The Odds of Winning the Lottery

Lottery is a form of gambling in which people purchase tickets for a chance to win a prize, typically money. It is one of the oldest forms of gambling, with the first state-sponsored lottery in Europe occurring in the 15th century. While people have long been drawn to the possibility of winning the lottery, it is important to know the odds and understand how they work before making a decision to play.

While some states have legalized certain games like poker, slot machines and the like, the most popular form of gambling is the state lottery. These games are often played by a large number of people, and the jackpots can be enormous. In many cases, the amount of the jackpot exceeds a person’s entire annual income, and the winner has the opportunity to change their life completely.

However, lottery winners can lose everything in a short amount of time and must be careful to manage their money wisely after winning the lottery. It is also a good idea to have a savings plan and invest in other assets that will grow over time.
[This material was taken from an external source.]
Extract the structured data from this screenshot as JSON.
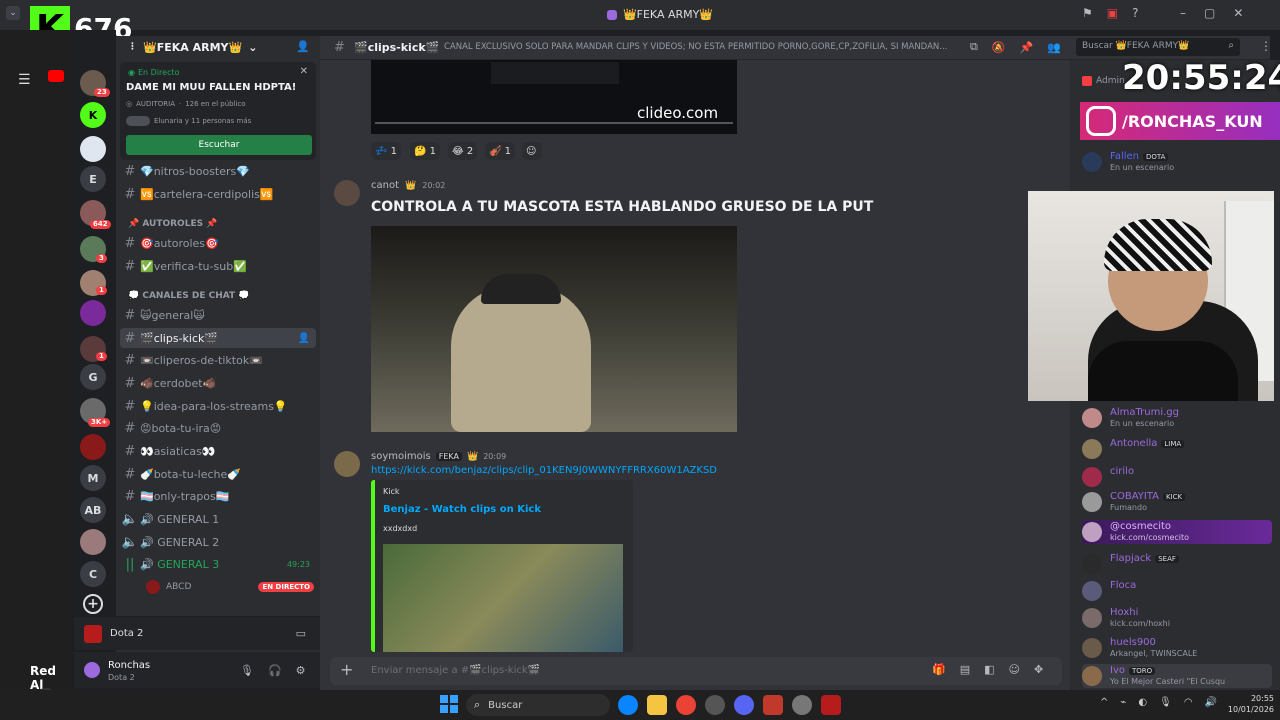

Lottery winnings can be used to pay off debt, set up college savings or even buy a house. The main thing to remember is that the odds of winning are very low and there is no guarantee that you will win.
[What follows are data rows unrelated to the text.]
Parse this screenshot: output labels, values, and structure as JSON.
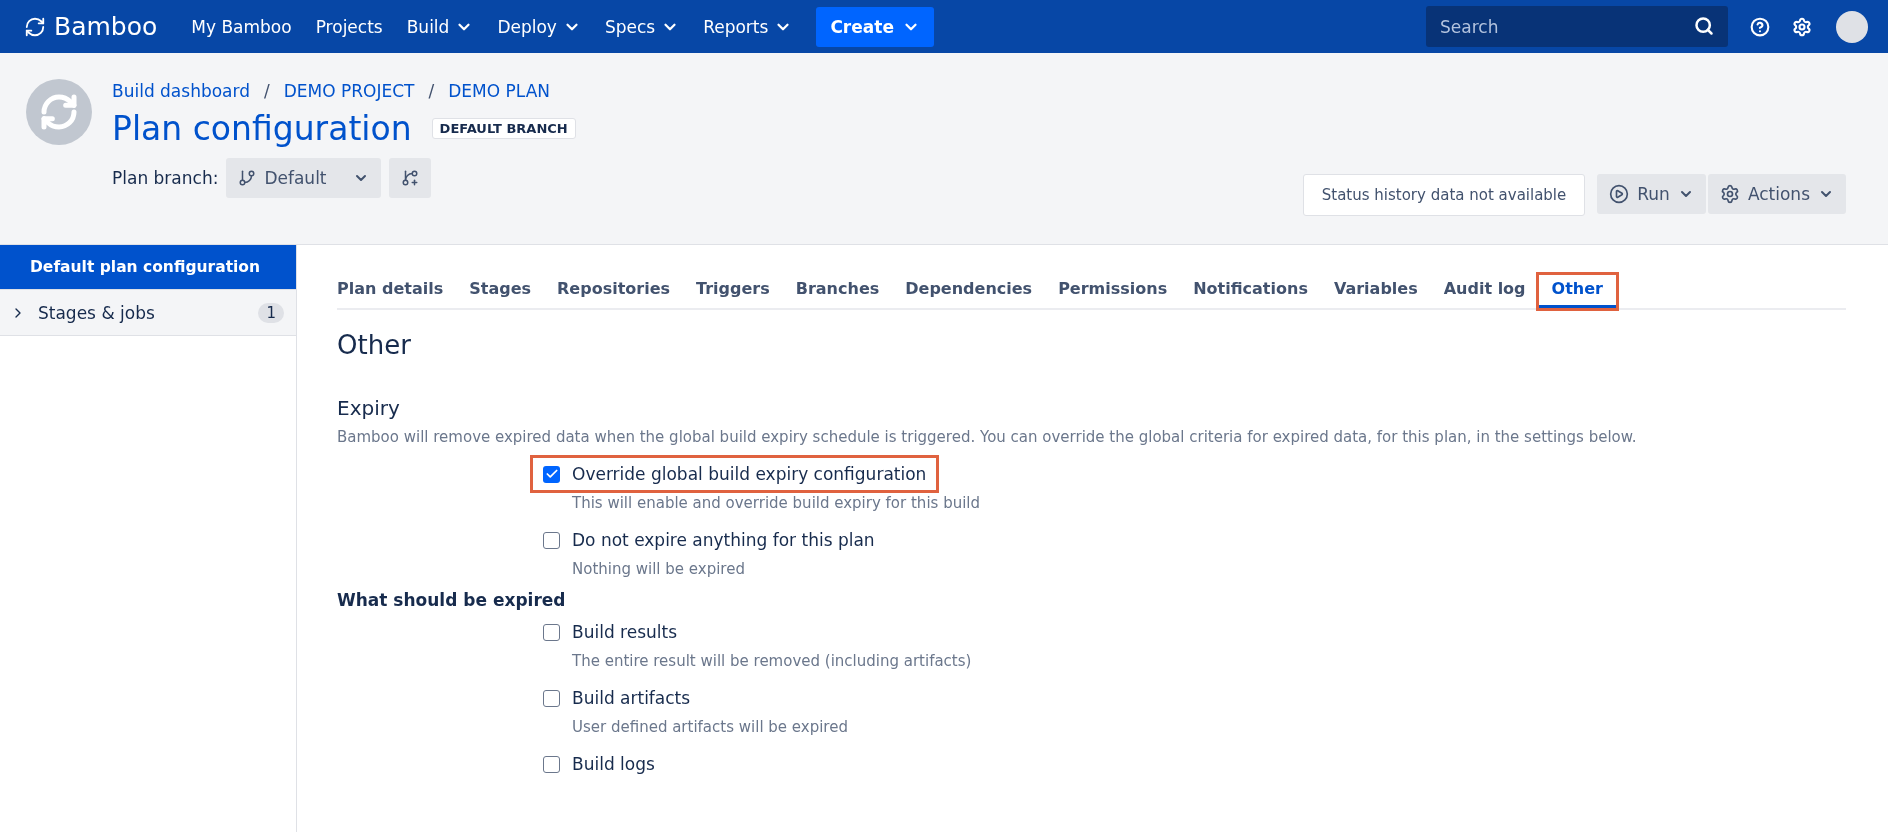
{
  "nav": {
    "brand": "Bamboo",
    "items": [
      {
        "label": "My Bamboo",
        "dropdown": false
      },
      {
        "label": "Projects",
        "dropdown": false
      },
      {
        "label": "Build",
        "dropdown": true
      },
      {
        "label": "Deploy",
        "dropdown": true
      },
      {
        "label": "Specs",
        "dropdown": true
      },
      {
        "label": "Reports",
        "dropdown": true
      }
    ],
    "create": "Create",
    "search": {
      "placeholder": "Search"
    }
  },
  "header": {
    "breadcrumbs": [
      "Build dashboard",
      "DEMO PROJECT",
      "DEMO PLAN"
    ],
    "separator": "/",
    "title": "Plan configuration",
    "badge": "DEFAULT BRANCH",
    "branch_label": "Plan branch:",
    "branch_value": "Default",
    "status": "Status history data not available",
    "run": "Run",
    "actions": "Actions"
  },
  "sidebar": {
    "items": [
      {
        "label": "Default plan configuration",
        "selected": true
      },
      {
        "label": "Stages & jobs",
        "selected": false,
        "count": "1"
      }
    ]
  },
  "tabs": [
    {
      "label": "Plan details",
      "selected": false,
      "highlighted": false
    },
    {
      "label": "Stages",
      "selected": false,
      "highlighted": false
    },
    {
      "label": "Repositories",
      "selected": false,
      "highlighted": false
    },
    {
      "label": "Triggers",
      "selected": false,
      "highlighted": false
    },
    {
      "label": "Branches",
      "selected": false,
      "highlighted": false
    },
    {
      "label": "Dependencies",
      "selected": false,
      "highlighted": false
    },
    {
      "label": "Permissions",
      "selected": false,
      "highlighted": false
    },
    {
      "label": "Notifications",
      "selected": false,
      "highlighted": false
    },
    {
      "label": "Variables",
      "selected": false,
      "highlighted": false
    },
    {
      "label": "Audit log",
      "selected": false,
      "highlighted": false
    },
    {
      "label": "Other",
      "selected": true,
      "highlighted": true
    }
  ],
  "page_title": "Other",
  "expiry": {
    "title": "Expiry",
    "description": "Bamboo will remove expired data when the global build expiry schedule is triggered. You can override the global criteria for expired data, for this plan, in the settings below.",
    "options": [
      {
        "label": "Override global build expiry configuration",
        "hint": "This will enable and override build expiry for this build",
        "checked": true,
        "highlighted": true
      },
      {
        "label": "Do not expire anything for this plan",
        "hint": "Nothing will be expired",
        "checked": false,
        "highlighted": false
      }
    ]
  },
  "expired": {
    "title": "What should be expired",
    "options": [
      {
        "label": "Build results",
        "hint": "The entire result will be removed (including artifacts)",
        "checked": false
      },
      {
        "label": "Build artifacts",
        "hint": "User defined artifacts will be expired",
        "checked": false
      },
      {
        "label": "Build logs",
        "checked": false
      }
    ]
  }
}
There are a number of factors that drive people to play the lottery, but the most significant is simply the desire to dream big. It is an inbuilt human instinct to want to achieve greatness, and lottery marketers exploit this by dangling the promise of instant riches. They also know that it is not enough to tell people the odds of winning; they must be shown how unlikely it is to win in order to sell their product.

Lotteries are a great way to raise money for public goods and services, but they are not without their costs. In addition to the monetary prize, the state incurs operational and advertising expenses when running a lottery. In some states, these costs can account for up to 40 percent of total revenue from the lottery. As a result, most of the money from the lottery goes to private interests rather than to state governments.
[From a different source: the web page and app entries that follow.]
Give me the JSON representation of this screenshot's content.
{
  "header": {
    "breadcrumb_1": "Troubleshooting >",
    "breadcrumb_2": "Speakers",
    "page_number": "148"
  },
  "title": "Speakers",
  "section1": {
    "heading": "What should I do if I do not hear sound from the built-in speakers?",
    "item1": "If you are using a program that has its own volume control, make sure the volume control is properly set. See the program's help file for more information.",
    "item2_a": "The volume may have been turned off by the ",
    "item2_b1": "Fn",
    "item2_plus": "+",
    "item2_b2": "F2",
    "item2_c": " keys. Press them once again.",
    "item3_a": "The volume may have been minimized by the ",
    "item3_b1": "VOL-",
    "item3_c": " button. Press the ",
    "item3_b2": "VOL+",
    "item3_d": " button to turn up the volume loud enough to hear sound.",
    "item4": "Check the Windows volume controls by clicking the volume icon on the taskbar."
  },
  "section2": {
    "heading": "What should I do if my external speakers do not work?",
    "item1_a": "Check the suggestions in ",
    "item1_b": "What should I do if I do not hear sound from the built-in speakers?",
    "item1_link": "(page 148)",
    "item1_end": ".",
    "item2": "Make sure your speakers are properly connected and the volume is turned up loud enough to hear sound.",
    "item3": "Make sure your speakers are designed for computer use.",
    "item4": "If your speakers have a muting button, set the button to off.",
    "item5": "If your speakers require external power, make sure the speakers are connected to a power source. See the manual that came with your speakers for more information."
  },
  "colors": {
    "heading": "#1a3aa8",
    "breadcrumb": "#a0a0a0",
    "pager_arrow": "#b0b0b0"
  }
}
In addition to the prize money, a lottery can allow players to sell their payments for an additional cash value after deducting fees and taxes. This option can be a great alternative to other methods of investing in real estate or stocks. It also provides a convenient way for lottery winners to avoid the lump-sum taxation that may be associated with a sudden windfall of wealth.

While some numbers come up more often than others, there is no logical reason why a particular number should be chosen over another. Random chance will always produce strange results, and while you can try to improve your chances of winning by playing a certain combination, it is best to go with your gut feeling instead of relying on a “system” that does not make any sense from a mathematical perspective.